▶ [Work instructions]:
The response has to be every entry, printed word for word.
··· Given information ···
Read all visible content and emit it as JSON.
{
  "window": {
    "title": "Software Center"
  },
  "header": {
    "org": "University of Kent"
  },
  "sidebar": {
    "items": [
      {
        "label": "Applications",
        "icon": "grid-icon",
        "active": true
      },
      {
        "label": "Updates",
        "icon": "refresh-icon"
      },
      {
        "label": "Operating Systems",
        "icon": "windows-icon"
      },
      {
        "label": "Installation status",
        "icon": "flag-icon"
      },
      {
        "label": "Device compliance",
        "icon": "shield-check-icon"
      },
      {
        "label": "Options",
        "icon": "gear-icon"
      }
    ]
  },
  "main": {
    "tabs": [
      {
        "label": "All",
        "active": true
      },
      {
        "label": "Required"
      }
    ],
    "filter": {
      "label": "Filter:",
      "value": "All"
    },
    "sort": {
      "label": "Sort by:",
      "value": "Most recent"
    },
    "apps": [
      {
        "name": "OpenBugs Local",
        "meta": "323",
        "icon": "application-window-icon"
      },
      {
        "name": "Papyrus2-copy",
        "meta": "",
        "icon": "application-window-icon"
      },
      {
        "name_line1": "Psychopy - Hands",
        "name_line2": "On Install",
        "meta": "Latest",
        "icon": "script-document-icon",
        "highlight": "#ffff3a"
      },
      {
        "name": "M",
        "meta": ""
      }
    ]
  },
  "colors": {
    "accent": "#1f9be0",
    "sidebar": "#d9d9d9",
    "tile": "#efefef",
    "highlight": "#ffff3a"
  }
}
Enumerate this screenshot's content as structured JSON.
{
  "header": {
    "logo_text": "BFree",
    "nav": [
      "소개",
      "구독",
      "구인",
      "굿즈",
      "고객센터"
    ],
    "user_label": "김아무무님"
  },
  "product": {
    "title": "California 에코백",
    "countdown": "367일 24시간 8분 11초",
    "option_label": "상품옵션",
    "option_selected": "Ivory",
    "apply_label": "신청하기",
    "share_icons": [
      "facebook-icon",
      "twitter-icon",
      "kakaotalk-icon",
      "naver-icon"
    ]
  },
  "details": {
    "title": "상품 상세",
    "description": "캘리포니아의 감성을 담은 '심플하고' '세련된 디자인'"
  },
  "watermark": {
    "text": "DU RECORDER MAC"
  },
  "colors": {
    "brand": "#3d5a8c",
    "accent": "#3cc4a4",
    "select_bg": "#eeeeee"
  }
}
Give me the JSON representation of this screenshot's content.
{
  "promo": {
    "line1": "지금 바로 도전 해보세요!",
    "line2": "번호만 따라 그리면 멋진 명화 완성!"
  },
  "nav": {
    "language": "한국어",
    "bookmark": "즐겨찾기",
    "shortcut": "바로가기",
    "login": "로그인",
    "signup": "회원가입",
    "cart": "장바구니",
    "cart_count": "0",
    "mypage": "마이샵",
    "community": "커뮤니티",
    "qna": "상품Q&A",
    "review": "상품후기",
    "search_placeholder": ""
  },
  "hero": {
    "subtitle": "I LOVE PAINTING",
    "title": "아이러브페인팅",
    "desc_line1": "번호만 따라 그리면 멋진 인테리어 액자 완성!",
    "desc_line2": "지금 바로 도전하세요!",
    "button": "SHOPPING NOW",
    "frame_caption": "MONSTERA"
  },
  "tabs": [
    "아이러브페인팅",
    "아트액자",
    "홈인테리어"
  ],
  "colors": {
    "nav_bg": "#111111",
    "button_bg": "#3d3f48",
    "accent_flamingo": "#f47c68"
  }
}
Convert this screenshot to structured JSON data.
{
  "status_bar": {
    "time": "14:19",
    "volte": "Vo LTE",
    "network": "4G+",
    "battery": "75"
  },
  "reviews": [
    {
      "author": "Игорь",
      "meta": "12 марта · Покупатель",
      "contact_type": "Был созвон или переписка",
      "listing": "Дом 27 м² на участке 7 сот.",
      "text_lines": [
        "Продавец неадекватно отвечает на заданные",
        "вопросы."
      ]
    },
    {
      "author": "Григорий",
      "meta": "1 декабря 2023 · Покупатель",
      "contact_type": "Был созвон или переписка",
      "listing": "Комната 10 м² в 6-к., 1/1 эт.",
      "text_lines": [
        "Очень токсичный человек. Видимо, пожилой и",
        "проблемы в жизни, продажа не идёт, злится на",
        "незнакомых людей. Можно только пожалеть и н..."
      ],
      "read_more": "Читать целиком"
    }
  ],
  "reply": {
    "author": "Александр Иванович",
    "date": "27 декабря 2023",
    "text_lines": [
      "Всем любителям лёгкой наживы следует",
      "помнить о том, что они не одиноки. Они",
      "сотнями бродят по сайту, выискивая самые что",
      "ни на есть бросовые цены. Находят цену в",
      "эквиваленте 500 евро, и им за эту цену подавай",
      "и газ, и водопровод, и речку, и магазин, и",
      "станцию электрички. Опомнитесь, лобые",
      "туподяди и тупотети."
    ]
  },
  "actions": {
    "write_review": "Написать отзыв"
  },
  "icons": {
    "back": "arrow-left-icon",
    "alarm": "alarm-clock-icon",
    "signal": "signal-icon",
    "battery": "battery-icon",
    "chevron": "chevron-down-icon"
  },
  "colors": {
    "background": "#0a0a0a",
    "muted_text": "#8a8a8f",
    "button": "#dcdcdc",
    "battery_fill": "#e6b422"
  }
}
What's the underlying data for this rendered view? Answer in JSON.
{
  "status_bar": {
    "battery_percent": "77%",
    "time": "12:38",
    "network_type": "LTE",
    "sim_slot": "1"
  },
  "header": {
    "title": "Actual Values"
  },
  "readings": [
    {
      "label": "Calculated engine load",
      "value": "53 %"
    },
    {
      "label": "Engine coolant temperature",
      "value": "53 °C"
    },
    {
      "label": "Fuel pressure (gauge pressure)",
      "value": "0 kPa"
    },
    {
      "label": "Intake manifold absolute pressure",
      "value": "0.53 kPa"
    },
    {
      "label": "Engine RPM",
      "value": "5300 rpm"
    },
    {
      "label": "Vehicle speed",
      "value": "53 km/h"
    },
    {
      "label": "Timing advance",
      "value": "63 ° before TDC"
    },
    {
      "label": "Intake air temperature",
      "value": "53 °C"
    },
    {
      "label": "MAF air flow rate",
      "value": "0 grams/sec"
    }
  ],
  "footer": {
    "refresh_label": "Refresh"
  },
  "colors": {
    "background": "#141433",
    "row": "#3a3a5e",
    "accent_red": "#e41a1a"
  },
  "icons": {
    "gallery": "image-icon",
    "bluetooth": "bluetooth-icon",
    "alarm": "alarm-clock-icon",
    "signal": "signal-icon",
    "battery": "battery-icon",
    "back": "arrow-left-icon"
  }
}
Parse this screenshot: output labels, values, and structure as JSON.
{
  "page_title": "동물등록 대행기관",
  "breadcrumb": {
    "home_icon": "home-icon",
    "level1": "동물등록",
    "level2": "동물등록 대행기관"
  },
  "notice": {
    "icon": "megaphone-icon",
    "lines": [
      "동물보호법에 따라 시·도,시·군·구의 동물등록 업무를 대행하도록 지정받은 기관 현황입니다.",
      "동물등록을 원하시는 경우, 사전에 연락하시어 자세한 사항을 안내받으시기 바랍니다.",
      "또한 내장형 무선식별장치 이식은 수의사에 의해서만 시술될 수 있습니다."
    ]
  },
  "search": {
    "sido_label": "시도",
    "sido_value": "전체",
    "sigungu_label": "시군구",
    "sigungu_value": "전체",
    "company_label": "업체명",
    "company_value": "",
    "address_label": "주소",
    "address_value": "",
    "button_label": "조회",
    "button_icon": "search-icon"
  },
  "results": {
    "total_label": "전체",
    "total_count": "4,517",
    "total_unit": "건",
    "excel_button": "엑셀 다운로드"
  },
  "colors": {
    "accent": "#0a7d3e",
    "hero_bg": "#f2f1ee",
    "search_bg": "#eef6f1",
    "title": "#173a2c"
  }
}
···
▶ [Output for this exercise]:
Read all visible content and emit it as JSON.
{
  "window": {
    "title": "Software Center"
  },
  "header": {
    "org": "University of Kent"
  },
  "sidebar": {
    "items": [
      {
        "label": "Applications",
        "icon": "grid-icon",
        "active": true
      },
      {
        "label": "Updates",
        "icon": "refresh-icon"
      },
      {
        "label": "Operating Systems",
        "icon": "windows-icon"
      },
      {
        "label": "Installation status",
        "icon": "flag-icon"
      },
      {
        "label": "Device compliance",
        "icon": "shield-check-icon"
      },
      {
        "label": "Options",
        "icon": "gear-icon"
      }
    ]
  },
  "main": {
    "tabs": [
      {
        "label": "All",
        "active": true
      },
      {
        "label": "Required"
      }
    ],
    "filter": {
      "label": "Filter:",
      "value": "All"
    },
    "sort": {
      "label": "Sort by:",
      "value": "Most recent"
    },
    "apps": [
      {
        "name": "OpenBugs Local",
        "meta": "323",
        "icon": "application-window-icon"
      },
      {
        "name": "Papyrus2-copy",
        "meta": "",
        "icon": "application-window-icon"
      },
      {
        "name_line1": "Psychopy - Hands",
        "name_line2": "On Install",
        "meta": "Latest",
        "icon": "script-document-icon",
        "highlight": "#ffff3a"
      },
      {
        "name": "M",
        "meta": ""
      }
    ]
  },
  "colors": {
    "accent": "#1f9be0",
    "sidebar": "#d9d9d9",
    "tile": "#efefef",
    "highlight": "#ffff3a"
  }
}
Enumerate this screenshot's content as structured JSON.
{
  "header": {
    "logo_text": "BFree",
    "nav": [
      "소개",
      "구독",
      "구인",
      "굿즈",
      "고객센터"
    ],
    "user_label": "김아무무님"
  },
  "product": {
    "title": "California 에코백",
    "countdown": "367일 24시간 8분 11초",
    "option_label": "상품옵션",
    "option_selected": "Ivory",
    "apply_label": "신청하기",
    "share_icons": [
      "facebook-icon",
      "twitter-icon",
      "kakaotalk-icon",
      "naver-icon"
    ]
  },
  "details": {
    "title": "상품 상세",
    "description": "캘리포니아의 감성을 담은 '심플하고' '세련된 디자인'"
  },
  "watermark": {
    "text": "DU RECORDER MAC"
  },
  "colors": {
    "brand": "#3d5a8c",
    "accent": "#3cc4a4",
    "select_bg": "#eeeeee"
  }
}
Give me the JSON representation of this screenshot's content.
{
  "promo": {
    "line1": "지금 바로 도전 해보세요!",
    "line2": "번호만 따라 그리면 멋진 명화 완성!"
  },
  "nav": {
    "language": "한국어",
    "bookmark": "즐겨찾기",
    "shortcut": "바로가기",
    "login": "로그인",
    "signup": "회원가입",
    "cart": "장바구니",
    "cart_count": "0",
    "mypage": "마이샵",
    "community": "커뮤니티",
    "qna": "상품Q&A",
    "review": "상품후기",
    "search_placeholder": ""
  },
  "hero": {
    "subtitle": "I LOVE PAINTING",
    "title": "아이러브페인팅",
    "desc_line1": "번호만 따라 그리면 멋진 인테리어 액자 완성!",
    "desc_line2": "지금 바로 도전하세요!",
    "button": "SHOPPING NOW",
    "frame_caption": "MONSTERA"
  },
  "tabs": [
    "아이러브페인팅",
    "아트액자",
    "홈인테리어"
  ],
  "colors": {
    "nav_bg": "#111111",
    "button_bg": "#3d3f48",
    "accent_flamingo": "#f47c68"
  }
}
Convert this screenshot to structured JSON data.
{
  "status_bar": {
    "time": "14:19",
    "volte": "Vo LTE",
    "network": "4G+",
    "battery": "75"
  },
  "reviews": [
    {
      "author": "Игорь",
      "meta": "12 марта · Покупатель",
      "contact_type": "Был созвон или переписка",
      "listing": "Дом 27 м² на участке 7 сот.",
      "text_lines": [
        "Продавец неадекватно отвечает на заданные",
        "вопросы."
      ]
    },
    {
      "author": "Григорий",
      "meta": "1 декабря 2023 · Покупатель",
      "contact_type": "Был созвон или переписка",
      "listing": "Комната 10 м² в 6-к., 1/1 эт.",
      "text_lines": [
        "Очень токсичный человек. Видимо, пожилой и",
        "проблемы в жизни, продажа не идёт, злится на",
        "незнакомых людей. Можно только пожалеть и н..."
      ],
      "read_more": "Читать целиком"
    }
  ],
  "reply": {
    "author": "Александр Иванович",
    "date": "27 декабря 2023",
    "text_lines": [
      "Всем любителям лёгкой наживы следует",
      "помнить о том, что они не одиноки. Они",
      "сотнями бродят по сайту, выискивая самые что",
      "ни на есть бросовые цены. Находят цену в",
      "эквиваленте 500 евро, и им за эту цену подавай",
      "и газ, и водопровод, и речку, и магазин, и",
      "станцию электрички. Опомнитесь, лобые",
      "туподяди и тупотети."
    ]
  },
  "actions": {
    "write_review": "Написать отзыв"
  },
  "icons": {
    "back": "arrow-left-icon",
    "alarm": "alarm-clock-icon",
    "signal": "signal-icon",
    "battery": "battery-icon",
    "chevron": "chevron-down-icon"
  },
  "colors": {
    "background": "#0a0a0a",
    "muted_text": "#8a8a8f",
    "button": "#dcdcdc",
    "battery_fill": "#e6b422"
  }
}
What's the underlying data for this rendered view? Answer in JSON.
{
  "status_bar": {
    "battery_percent": "77%",
    "time": "12:38",
    "network_type": "LTE",
    "sim_slot": "1"
  },
  "header": {
    "title": "Actual Values"
  },
  "readings": [
    {
      "label": "Calculated engine load",
      "value": "53 %"
    },
    {
      "label": "Engine coolant temperature",
      "value": "53 °C"
    },
    {
      "label": "Fuel pressure (gauge pressure)",
      "value": "0 kPa"
    },
    {
      "label": "Intake manifold absolute pressure",
      "value": "0.53 kPa"
    },
    {
      "label": "Engine RPM",
      "value": "5300 rpm"
    },
    {
      "label": "Vehicle speed",
      "value": "53 km/h"
    },
    {
      "label": "Timing advance",
      "value": "63 ° before TDC"
    },
    {
      "label": "Intake air temperature",
      "value": "53 °C"
    },
    {
      "label": "MAF air flow rate",
      "value": "0 grams/sec"
    }
  ],
  "footer": {
    "refresh_label": "Refresh"
  },
  "colors": {
    "background": "#141433",
    "row": "#3a3a5e",
    "accent_red": "#e41a1a"
  },
  "icons": {
    "gallery": "image-icon",
    "bluetooth": "bluetooth-icon",
    "alarm": "alarm-clock-icon",
    "signal": "signal-icon",
    "battery": "battery-icon",
    "back": "arrow-left-icon"
  }
}
Parse this screenshot: output labels, values, and structure as JSON.
{
  "page_title": "동물등록 대행기관",
  "breadcrumb": {
    "home_icon": "home-icon",
    "level1": "동물등록",
    "level2": "동물등록 대행기관"
  },
  "notice": {
    "icon": "megaphone-icon",
    "lines": [
      "동물보호법에 따라 시·도,시·군·구의 동물등록 업무를 대행하도록 지정받은 기관 현황입니다.",
      "동물등록을 원하시는 경우, 사전에 연락하시어 자세한 사항을 안내받으시기 바랍니다.",
      "또한 내장형 무선식별장치 이식은 수의사에 의해서만 시술될 수 있습니다."
    ]
  },
  "search": {
    "sido_label": "시도",
    "sido_value": "전체",
    "sigungu_label": "시군구",
    "sigungu_value": "전체",
    "company_label": "업체명",
    "company_value": "",
    "address_label": "주소",
    "address_value": "",
    "button_label": "조회",
    "button_icon": "search-icon"
  },
  "results": {
    "total_label": "전체",
    "total_count": "4,517",
    "total_unit": "건",
    "excel_button": "엑셀 다운로드"
  },
  "colors": {
    "accent": "#0a7d3e",
    "hero_bg": "#f2f1ee",
    "search_bg": "#eef6f1",
    "title": "#173a2c"
  }
}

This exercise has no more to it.